- Also good to know: people often move in two steps to the direction where the information they are looking for is stored.
- You can recognize the leading representation system (not to be confused with the dominant representation system) by looking in which directions the eyes go first.
- Utilize someone’s eye patterns to respond to the other person’s experience in real time: if someone goes with their eyes to the bottom right, then ask: what hits you now? If someone is looking at the direction for Ad, ask, “What are you saying to yourself?” When someone looks up, ask, “What do you see in front of you now?”
- A coach client is stuck and looks down to the left. You can read this process and ask, “What are you saying to yourself now?” In this way you follow the other in his / her experience, making the rapport stronger.
- Use the eye patterns for amnesia: swing away the images people are watching. Do that with your hand in front of their face. You literally wipe the images away.
Eye patterns are not a lie detector
Once upon a time there was a movie with Samuel Jackson where he interrogates someone and accuses them of a lie because they are looking to the right. This technique cannot be used as a lie detector, because you can first create an image or canvas, through which you look to the right, and then add information from the past to that image. You compose a new image to compare things from the past or to filter out one memory from the past.

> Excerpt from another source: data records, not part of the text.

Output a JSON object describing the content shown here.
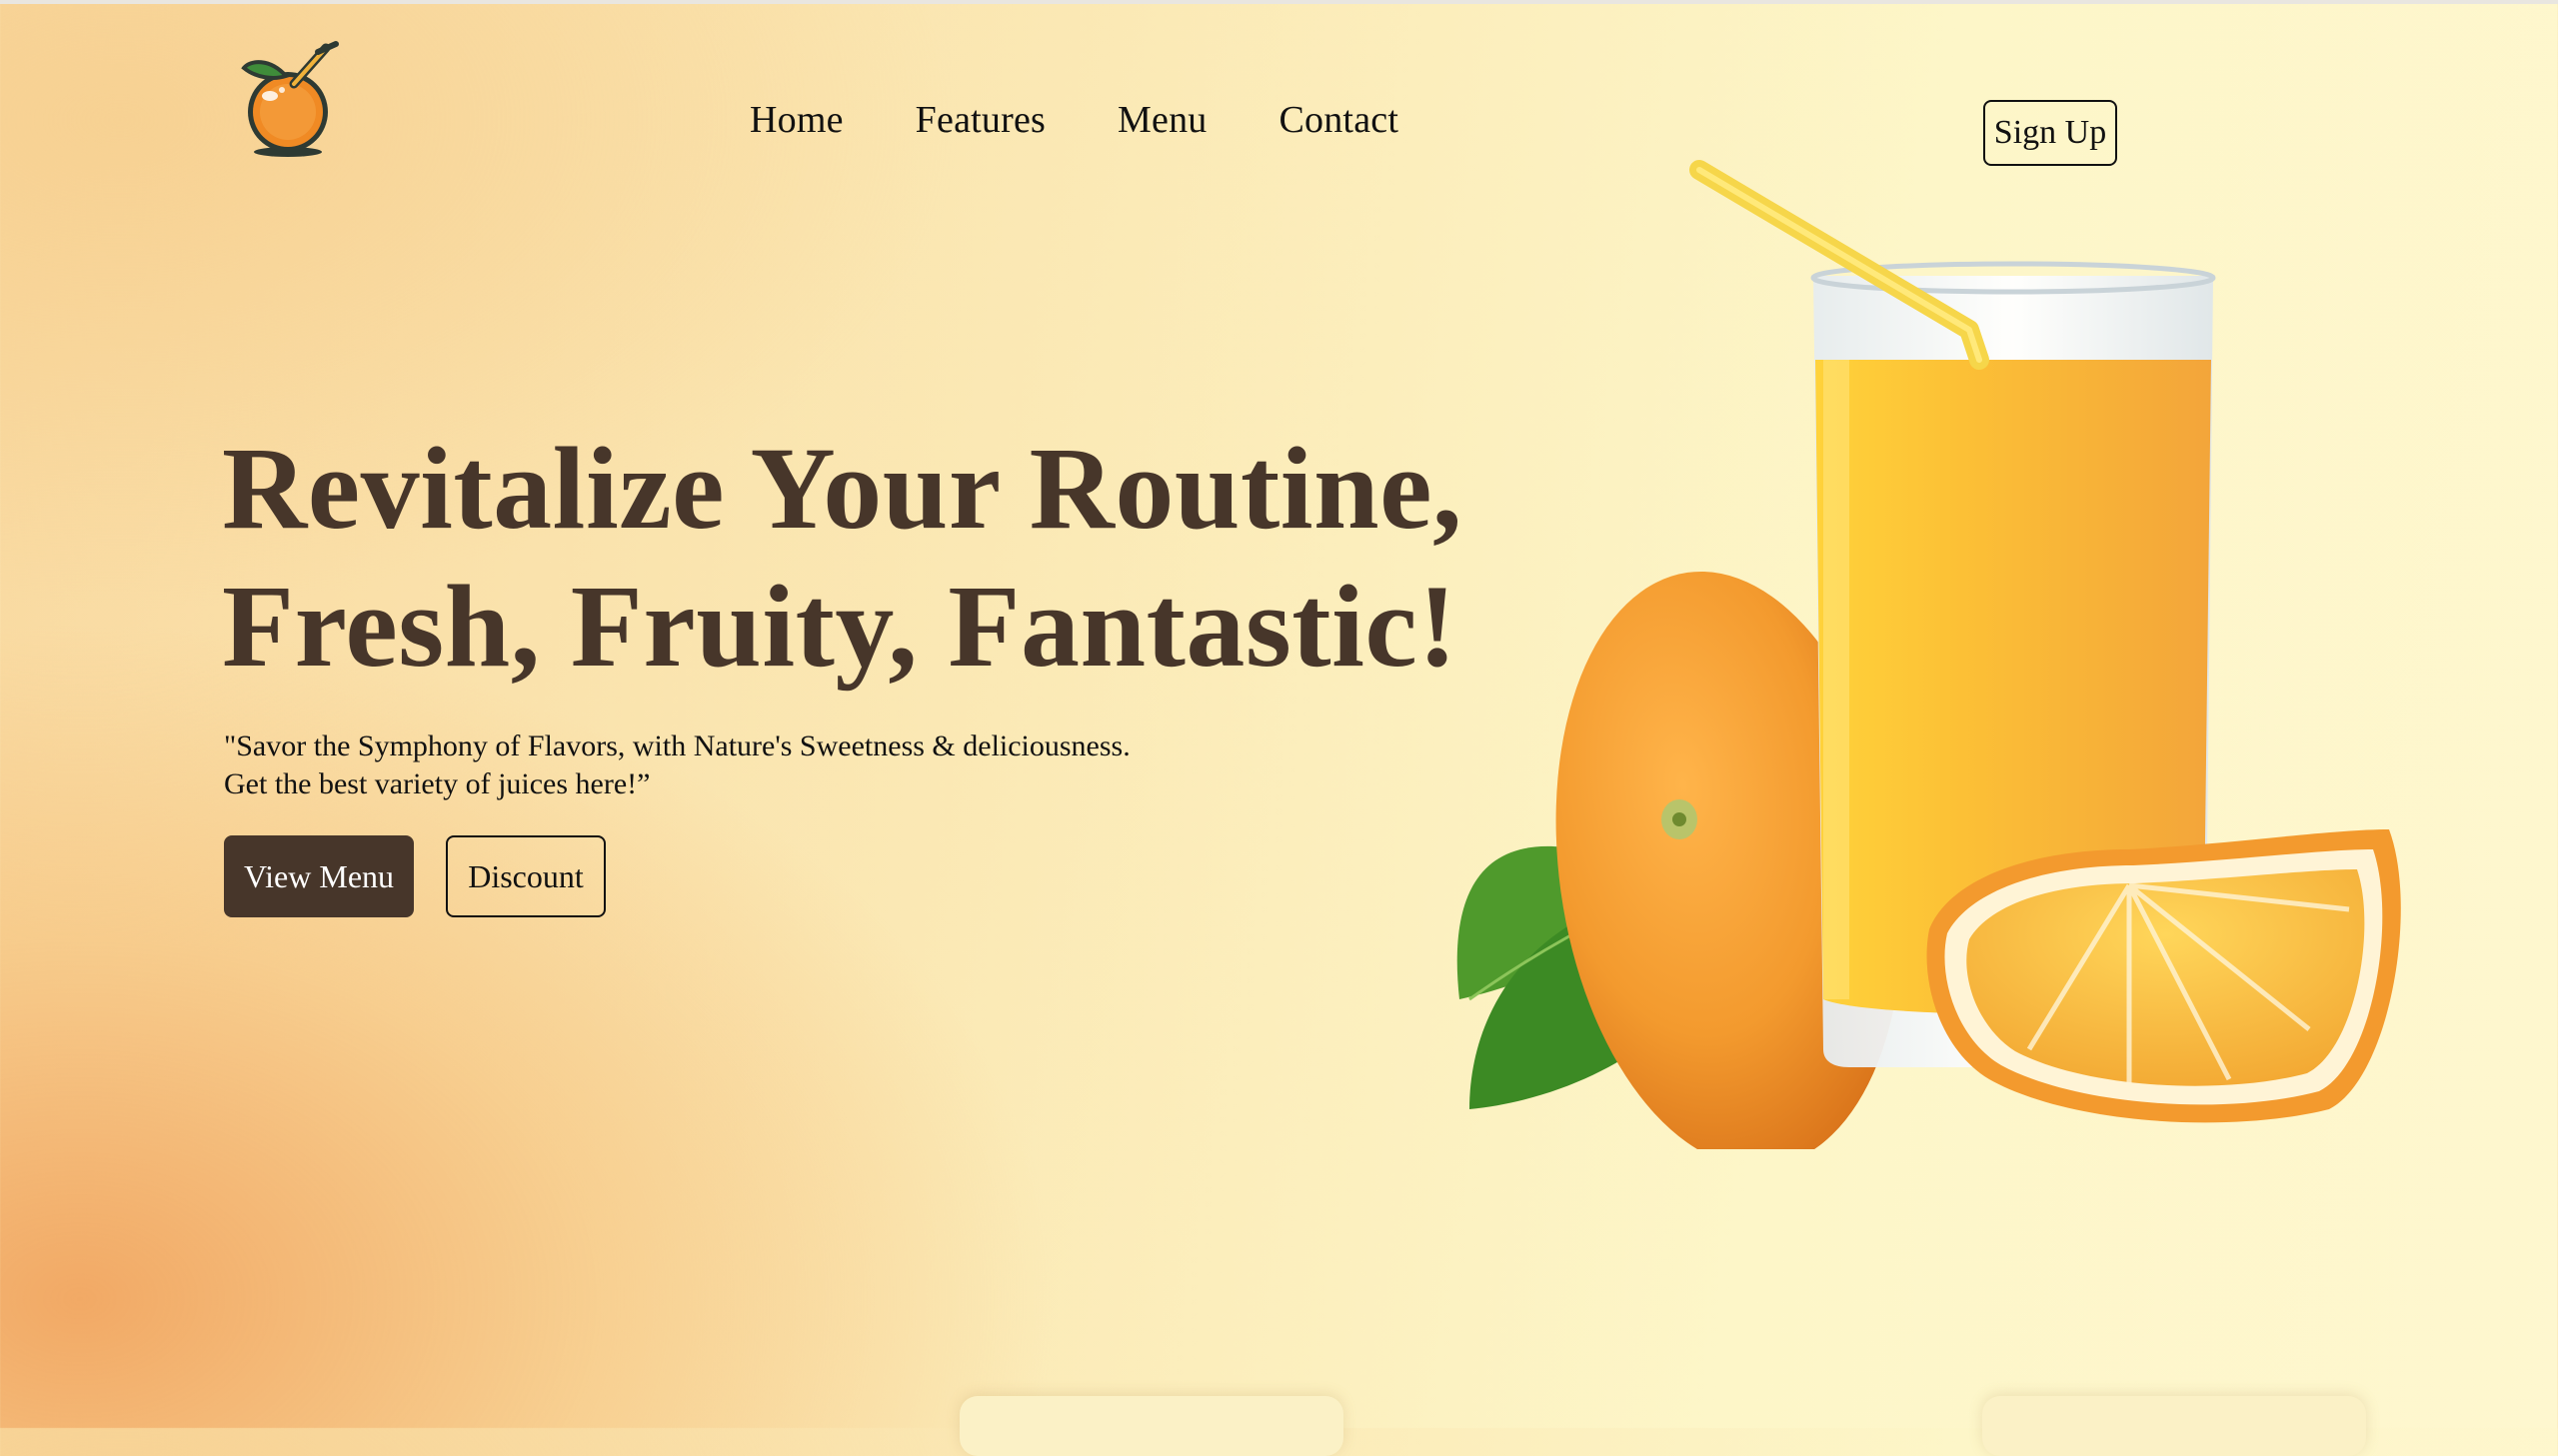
{
  "nav": {
    "logo_icon": "orange-juice-logo-icon",
    "items": [
      {
        "label": "Home"
      },
      {
        "label": "Features"
      },
      {
        "label": "Menu"
      },
      {
        "label": "Contact"
      }
    ],
    "signup_label": "Sign Up"
  },
  "hero": {
    "title_line1": "Revitalize Your Routine,",
    "title_line2": "Fresh, Fruity, Fantastic!",
    "subtitle_line1": "\"Savor the Symphony of Flavors, with Nature's Sweetness & deliciousness.",
    "subtitle_line2": "Get the best variety of juices here!”",
    "primary_button": "View Menu",
    "secondary_button": "Discount",
    "image_icon": "orange-juice-glass-image"
  },
  "colors": {
    "brand_brown": "#47362a",
    "background_cream": "#fdf6c8",
    "accent_orange": "#f0a050"
  }
}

In the NLP Practitioner Training this is a lot of practice. How do you apply eye movements? Let me know in the comments.